» **Instructions to follow**
How many lines in the listing below include the word "Repository"? Reply with the count alone.

» **Data for the task**

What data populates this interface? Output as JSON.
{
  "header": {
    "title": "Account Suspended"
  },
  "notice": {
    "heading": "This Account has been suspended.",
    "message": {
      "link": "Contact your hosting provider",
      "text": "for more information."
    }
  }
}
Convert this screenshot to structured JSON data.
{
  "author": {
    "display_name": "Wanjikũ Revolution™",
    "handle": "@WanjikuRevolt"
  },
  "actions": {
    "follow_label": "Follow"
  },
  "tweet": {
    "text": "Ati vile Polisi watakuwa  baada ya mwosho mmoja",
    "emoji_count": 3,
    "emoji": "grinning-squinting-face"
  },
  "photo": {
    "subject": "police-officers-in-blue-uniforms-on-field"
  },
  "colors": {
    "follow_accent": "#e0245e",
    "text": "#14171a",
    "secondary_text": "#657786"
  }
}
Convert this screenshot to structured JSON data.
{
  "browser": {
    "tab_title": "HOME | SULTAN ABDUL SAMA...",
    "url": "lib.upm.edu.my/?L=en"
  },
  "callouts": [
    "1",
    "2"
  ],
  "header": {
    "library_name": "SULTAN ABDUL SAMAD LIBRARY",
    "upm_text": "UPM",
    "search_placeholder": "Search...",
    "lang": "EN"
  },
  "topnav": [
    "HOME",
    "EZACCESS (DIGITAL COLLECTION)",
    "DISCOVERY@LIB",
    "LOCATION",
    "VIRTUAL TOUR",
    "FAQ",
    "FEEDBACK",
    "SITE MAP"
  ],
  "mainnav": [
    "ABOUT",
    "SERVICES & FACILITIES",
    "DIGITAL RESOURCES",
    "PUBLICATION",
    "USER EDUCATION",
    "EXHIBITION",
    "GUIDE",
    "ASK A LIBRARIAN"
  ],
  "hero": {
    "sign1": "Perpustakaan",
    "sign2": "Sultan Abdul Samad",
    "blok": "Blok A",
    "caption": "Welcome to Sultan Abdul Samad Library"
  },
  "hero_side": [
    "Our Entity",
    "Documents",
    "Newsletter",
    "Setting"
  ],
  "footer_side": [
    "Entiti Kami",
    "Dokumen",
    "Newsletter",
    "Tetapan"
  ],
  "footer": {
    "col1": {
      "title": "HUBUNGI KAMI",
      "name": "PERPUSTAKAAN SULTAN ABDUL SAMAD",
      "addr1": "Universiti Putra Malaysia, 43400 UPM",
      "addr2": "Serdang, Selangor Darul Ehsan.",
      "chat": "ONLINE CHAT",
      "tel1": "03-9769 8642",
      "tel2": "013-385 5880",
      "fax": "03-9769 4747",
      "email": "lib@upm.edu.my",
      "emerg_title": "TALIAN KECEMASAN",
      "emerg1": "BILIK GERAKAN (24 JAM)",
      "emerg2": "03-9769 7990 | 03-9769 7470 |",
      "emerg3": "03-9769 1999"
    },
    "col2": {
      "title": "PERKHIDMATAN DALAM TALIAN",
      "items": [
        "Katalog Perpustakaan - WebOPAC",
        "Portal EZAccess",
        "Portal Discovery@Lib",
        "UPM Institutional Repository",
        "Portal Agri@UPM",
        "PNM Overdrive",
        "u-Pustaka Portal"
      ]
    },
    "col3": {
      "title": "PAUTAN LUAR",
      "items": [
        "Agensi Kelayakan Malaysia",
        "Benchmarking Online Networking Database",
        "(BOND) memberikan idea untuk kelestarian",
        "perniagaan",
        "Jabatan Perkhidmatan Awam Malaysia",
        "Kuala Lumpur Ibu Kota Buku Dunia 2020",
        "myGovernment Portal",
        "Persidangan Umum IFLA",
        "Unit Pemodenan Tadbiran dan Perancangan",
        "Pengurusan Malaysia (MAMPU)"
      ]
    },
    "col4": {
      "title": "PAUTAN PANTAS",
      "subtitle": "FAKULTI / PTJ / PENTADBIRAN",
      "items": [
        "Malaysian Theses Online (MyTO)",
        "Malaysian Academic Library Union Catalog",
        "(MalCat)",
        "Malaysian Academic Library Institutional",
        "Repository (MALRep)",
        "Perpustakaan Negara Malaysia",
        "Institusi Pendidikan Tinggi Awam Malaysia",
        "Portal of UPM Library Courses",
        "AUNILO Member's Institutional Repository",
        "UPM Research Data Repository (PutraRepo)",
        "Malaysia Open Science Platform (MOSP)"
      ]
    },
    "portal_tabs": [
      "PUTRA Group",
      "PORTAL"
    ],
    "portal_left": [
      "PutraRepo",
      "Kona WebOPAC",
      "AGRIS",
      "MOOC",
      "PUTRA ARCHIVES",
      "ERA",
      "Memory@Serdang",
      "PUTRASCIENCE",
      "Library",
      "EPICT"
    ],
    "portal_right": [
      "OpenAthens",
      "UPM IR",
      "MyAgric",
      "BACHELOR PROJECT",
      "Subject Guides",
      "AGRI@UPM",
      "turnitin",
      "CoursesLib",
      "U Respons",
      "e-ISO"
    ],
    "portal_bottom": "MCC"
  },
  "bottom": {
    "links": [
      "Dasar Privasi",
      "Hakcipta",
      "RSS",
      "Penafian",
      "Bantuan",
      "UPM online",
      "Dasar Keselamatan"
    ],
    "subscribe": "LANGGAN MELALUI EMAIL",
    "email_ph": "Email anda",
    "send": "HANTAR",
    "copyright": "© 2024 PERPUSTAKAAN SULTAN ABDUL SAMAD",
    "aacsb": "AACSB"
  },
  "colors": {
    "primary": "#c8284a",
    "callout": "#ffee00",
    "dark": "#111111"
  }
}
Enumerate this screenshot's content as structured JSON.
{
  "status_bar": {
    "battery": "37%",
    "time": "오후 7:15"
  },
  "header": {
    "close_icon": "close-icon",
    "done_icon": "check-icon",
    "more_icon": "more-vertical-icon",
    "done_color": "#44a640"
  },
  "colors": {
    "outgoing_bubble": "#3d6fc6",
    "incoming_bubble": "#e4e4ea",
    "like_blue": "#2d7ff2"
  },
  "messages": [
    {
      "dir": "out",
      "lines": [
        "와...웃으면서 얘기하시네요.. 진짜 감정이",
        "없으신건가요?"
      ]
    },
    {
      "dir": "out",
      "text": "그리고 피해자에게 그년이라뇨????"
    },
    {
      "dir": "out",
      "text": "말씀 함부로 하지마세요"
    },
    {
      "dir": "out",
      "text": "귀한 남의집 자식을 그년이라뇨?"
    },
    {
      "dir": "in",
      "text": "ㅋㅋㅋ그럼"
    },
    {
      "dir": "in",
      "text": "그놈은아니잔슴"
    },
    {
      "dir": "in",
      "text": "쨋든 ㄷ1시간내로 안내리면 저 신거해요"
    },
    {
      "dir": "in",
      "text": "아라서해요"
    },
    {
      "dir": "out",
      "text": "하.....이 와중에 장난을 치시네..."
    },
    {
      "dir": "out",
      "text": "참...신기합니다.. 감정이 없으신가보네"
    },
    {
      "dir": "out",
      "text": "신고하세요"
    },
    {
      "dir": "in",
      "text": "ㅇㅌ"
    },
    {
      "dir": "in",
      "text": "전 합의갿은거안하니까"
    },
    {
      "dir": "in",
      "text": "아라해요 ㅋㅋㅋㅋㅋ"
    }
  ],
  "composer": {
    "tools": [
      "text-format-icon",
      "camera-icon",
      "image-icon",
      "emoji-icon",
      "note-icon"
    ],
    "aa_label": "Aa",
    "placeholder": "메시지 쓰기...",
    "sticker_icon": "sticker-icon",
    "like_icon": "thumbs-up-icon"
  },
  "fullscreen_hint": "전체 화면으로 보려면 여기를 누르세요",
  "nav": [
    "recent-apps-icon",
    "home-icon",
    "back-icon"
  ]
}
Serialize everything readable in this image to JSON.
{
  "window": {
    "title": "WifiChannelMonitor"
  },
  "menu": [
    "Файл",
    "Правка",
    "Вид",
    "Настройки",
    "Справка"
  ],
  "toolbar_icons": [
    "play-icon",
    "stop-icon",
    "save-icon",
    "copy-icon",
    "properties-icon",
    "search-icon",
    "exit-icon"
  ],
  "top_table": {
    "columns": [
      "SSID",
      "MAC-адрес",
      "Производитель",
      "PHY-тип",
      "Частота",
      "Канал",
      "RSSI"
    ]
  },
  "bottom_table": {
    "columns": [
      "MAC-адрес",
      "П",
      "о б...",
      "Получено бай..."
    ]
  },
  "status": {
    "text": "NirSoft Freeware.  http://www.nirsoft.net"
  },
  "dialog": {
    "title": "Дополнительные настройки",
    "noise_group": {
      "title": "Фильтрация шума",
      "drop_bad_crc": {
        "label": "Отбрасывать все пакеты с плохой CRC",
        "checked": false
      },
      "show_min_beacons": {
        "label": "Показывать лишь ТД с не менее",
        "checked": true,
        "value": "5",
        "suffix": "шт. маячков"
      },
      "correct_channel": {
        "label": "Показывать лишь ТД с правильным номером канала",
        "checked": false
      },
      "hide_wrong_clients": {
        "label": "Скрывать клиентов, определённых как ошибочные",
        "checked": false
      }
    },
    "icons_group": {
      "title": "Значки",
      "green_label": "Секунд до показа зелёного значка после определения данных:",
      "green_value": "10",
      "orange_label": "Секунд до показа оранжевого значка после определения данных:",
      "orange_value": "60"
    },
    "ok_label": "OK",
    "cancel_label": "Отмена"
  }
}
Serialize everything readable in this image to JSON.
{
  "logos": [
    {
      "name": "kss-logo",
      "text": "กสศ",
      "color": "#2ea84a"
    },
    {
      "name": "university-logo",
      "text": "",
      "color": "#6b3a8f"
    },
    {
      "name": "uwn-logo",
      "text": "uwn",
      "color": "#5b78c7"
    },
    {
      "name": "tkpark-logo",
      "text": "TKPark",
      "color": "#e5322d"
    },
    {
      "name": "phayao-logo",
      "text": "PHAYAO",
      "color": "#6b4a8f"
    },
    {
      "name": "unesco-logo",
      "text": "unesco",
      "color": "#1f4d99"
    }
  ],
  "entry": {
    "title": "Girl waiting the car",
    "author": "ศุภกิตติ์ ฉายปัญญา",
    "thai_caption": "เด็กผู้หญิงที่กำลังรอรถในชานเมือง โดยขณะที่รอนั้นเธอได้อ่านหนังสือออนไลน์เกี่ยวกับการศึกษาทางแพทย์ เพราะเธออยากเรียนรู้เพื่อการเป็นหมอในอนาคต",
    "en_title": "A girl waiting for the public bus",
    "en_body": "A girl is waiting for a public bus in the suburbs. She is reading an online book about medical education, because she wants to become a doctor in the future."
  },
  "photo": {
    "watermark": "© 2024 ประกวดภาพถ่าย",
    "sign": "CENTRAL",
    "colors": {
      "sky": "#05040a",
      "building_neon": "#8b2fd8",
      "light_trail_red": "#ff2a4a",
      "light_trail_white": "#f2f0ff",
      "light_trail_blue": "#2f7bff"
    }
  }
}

» **Expected output**
4